→ Problem
Search each line below for the word "active" and list those that contain it.

→ Exercise materials
────────────────────
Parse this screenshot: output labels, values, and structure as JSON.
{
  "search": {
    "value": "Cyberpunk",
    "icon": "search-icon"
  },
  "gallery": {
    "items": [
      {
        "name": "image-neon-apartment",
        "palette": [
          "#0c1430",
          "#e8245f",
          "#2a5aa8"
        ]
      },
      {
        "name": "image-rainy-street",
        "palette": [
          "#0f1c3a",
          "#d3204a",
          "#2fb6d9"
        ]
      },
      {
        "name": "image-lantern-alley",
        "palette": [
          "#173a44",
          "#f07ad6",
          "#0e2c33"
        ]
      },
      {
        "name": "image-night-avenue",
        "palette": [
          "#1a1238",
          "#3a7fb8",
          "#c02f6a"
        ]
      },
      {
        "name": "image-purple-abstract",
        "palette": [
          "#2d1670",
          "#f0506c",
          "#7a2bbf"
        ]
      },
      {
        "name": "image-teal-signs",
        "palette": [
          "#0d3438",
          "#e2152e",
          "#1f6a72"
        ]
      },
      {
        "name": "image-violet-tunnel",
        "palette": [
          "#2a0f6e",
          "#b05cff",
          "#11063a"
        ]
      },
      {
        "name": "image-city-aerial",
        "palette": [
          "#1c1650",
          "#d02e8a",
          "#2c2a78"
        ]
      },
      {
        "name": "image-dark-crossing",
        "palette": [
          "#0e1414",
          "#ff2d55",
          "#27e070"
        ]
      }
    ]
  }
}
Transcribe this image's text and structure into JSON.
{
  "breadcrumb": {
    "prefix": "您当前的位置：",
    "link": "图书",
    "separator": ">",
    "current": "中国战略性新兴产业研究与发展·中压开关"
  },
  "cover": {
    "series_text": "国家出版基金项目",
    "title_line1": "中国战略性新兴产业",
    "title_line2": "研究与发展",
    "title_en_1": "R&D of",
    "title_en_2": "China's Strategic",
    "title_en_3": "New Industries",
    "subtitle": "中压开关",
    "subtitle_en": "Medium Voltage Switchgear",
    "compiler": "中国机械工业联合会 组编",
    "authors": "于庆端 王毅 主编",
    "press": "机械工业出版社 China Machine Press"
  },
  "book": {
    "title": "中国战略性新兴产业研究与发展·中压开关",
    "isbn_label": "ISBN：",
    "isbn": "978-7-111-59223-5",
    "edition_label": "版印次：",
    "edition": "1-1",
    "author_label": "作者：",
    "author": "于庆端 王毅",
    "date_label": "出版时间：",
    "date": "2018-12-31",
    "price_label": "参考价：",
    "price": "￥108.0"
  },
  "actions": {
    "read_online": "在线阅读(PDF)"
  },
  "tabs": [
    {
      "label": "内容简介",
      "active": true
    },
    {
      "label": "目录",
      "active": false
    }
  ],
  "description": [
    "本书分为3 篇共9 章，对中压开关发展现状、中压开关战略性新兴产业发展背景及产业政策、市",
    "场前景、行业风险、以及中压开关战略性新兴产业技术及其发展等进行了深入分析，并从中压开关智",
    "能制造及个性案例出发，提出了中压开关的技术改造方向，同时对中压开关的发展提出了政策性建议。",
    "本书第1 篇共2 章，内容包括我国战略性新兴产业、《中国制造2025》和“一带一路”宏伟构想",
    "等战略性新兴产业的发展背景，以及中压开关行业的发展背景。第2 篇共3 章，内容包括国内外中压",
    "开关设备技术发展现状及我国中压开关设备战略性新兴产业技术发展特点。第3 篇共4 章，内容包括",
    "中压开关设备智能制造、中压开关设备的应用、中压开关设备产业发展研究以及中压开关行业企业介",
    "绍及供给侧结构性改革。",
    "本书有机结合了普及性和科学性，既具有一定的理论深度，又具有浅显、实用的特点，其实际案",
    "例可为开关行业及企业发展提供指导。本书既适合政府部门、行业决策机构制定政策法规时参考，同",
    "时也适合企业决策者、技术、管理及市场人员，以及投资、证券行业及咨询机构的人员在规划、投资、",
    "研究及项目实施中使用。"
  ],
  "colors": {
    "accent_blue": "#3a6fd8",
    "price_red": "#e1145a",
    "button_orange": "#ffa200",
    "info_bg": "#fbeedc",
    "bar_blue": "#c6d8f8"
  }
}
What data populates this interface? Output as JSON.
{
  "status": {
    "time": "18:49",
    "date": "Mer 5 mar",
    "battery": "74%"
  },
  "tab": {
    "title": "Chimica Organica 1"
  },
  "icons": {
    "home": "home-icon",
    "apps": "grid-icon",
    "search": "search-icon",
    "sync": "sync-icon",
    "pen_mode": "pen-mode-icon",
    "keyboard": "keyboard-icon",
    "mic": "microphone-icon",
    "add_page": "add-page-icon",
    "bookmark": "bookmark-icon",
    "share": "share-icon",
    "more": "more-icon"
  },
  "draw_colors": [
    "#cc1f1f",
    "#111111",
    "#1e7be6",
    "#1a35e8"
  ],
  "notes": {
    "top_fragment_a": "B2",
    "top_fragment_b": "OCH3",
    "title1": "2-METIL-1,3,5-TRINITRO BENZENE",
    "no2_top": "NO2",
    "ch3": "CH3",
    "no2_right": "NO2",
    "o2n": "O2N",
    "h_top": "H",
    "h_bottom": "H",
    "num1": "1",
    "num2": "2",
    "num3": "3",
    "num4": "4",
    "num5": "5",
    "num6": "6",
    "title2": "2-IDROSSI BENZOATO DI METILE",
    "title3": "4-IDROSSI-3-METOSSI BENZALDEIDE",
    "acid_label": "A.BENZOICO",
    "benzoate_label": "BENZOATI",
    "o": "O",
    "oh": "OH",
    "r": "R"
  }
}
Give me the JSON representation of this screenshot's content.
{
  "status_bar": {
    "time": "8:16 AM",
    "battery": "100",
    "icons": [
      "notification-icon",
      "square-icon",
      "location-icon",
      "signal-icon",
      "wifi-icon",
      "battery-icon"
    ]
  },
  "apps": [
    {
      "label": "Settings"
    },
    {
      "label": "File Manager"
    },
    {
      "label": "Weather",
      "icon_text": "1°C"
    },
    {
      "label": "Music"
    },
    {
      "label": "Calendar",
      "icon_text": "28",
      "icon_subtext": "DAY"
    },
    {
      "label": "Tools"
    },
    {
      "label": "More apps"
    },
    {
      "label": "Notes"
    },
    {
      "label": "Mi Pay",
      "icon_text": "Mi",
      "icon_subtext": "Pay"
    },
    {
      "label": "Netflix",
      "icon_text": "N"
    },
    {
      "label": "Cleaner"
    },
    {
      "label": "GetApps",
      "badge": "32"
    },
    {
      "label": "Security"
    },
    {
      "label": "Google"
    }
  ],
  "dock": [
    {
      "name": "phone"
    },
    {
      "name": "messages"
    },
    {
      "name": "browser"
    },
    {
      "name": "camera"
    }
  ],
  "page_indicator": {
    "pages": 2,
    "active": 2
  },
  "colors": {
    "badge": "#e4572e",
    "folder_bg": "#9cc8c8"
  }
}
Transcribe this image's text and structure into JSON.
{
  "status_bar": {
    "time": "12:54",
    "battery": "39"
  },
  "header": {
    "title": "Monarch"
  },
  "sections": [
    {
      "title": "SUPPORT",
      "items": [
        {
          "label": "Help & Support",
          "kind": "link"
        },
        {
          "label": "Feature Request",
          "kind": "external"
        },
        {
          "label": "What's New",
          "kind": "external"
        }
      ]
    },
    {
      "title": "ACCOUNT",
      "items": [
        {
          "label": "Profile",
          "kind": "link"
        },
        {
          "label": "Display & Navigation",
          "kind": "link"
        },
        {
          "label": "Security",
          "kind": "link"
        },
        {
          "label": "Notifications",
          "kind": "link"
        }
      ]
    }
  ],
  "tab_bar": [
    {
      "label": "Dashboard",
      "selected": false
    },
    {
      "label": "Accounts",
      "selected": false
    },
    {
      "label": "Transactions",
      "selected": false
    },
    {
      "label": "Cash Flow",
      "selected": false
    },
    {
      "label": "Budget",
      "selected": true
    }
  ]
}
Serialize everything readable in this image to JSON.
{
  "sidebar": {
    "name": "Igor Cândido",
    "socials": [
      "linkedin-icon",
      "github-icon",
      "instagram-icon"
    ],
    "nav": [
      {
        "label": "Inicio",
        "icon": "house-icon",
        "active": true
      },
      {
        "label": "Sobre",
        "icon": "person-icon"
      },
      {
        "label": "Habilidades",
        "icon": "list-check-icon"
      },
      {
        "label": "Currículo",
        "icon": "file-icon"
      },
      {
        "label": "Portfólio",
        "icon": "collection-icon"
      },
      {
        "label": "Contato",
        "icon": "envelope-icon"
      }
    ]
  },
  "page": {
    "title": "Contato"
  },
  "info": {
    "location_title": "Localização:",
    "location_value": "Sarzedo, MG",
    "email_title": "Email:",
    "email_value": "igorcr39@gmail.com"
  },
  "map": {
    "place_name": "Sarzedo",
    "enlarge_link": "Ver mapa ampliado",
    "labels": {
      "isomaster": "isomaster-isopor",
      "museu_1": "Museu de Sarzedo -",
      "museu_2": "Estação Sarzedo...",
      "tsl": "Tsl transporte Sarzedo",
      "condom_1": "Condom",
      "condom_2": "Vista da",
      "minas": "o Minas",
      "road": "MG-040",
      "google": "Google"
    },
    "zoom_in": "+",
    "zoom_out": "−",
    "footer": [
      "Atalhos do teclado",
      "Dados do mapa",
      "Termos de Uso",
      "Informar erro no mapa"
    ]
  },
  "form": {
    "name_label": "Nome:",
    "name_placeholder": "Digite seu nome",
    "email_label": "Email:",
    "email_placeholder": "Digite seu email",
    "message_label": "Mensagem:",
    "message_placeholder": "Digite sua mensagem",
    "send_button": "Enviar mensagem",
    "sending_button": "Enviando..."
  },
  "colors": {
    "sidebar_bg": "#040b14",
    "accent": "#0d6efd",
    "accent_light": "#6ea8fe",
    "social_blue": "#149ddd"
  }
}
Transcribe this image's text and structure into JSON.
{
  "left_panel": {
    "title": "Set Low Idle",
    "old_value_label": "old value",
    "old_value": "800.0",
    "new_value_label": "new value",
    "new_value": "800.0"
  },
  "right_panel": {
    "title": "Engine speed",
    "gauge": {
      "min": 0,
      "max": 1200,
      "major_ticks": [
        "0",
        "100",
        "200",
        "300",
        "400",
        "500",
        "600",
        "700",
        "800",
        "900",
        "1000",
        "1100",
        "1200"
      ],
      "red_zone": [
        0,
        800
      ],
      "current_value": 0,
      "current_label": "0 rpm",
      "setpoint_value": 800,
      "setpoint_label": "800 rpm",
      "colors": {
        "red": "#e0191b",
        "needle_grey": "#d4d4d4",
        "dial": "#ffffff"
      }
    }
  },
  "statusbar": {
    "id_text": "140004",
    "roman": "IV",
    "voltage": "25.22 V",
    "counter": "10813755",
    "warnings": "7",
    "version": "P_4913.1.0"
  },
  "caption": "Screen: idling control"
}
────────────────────
→ Result of this task
      "active": true
      "active": false
    "active": 2
        "active": true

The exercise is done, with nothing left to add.